Diagnosis requires an accurate clinical analysis, during which your physician should be informed of typical physical activity performed and any recent changes to loading that may have occurred.
There are several predisposing factors that can increase the rick of suffering stress fractures, including playing sport on hard ground, and qualitative and quantitative variations in load and age.
Those most commonly affected by this kind of injury are long-distance runners, soldiers and elderly.
Around 2-3 weeks after the initial fracture, pain becomes unbearable and the patient has no choice, but to cease all, or almost all, physical activity.
Care must be take when diagnosing these injuries as sometimes a fracture can take 14-15 days after occurring to become visible on X-rays. For this reason, CT nad MRI scans may be required both in confirming diagnosis and assessing severity.
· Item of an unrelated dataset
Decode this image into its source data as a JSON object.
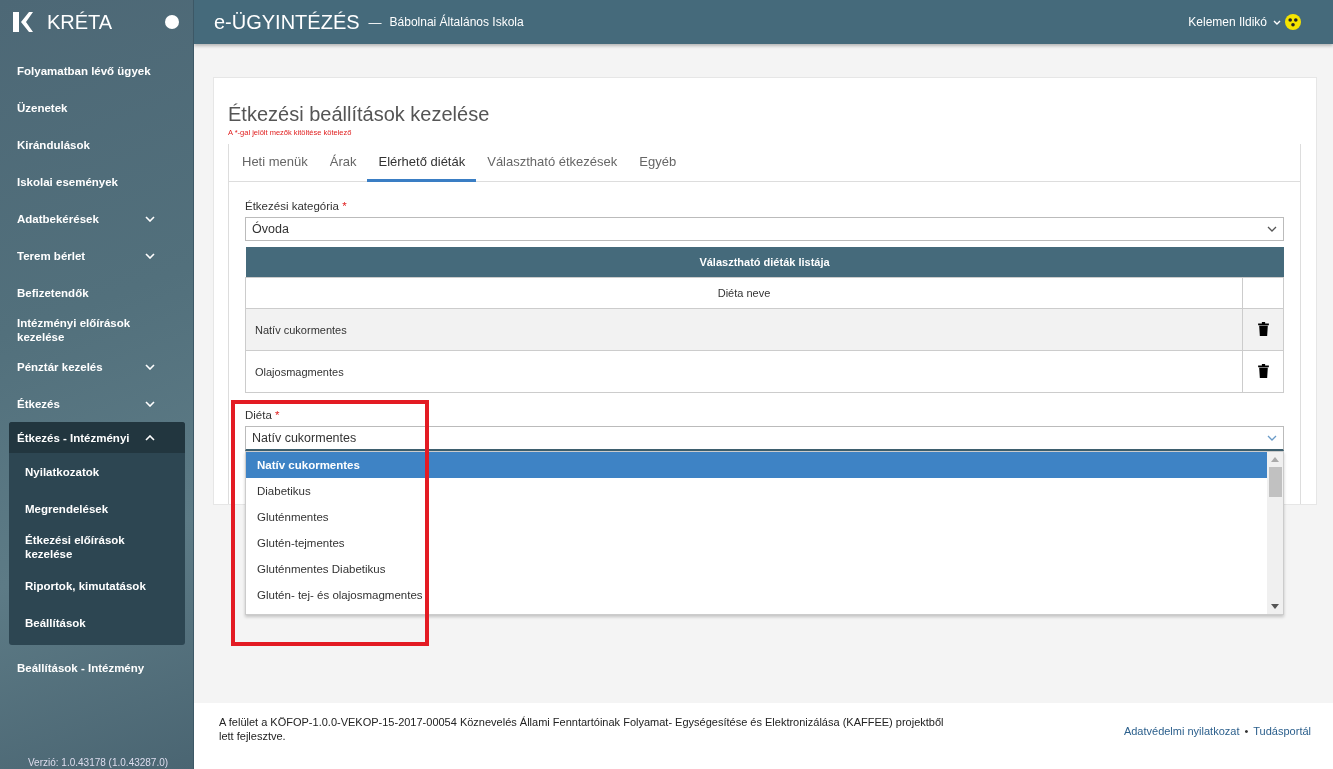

Treatment will differ according to the location and intensity of the fracture, ranging from a short immobilisation period and integrated rehabilitation, to a more prolonged period of immobilisation with a cast, and even surgical fixation.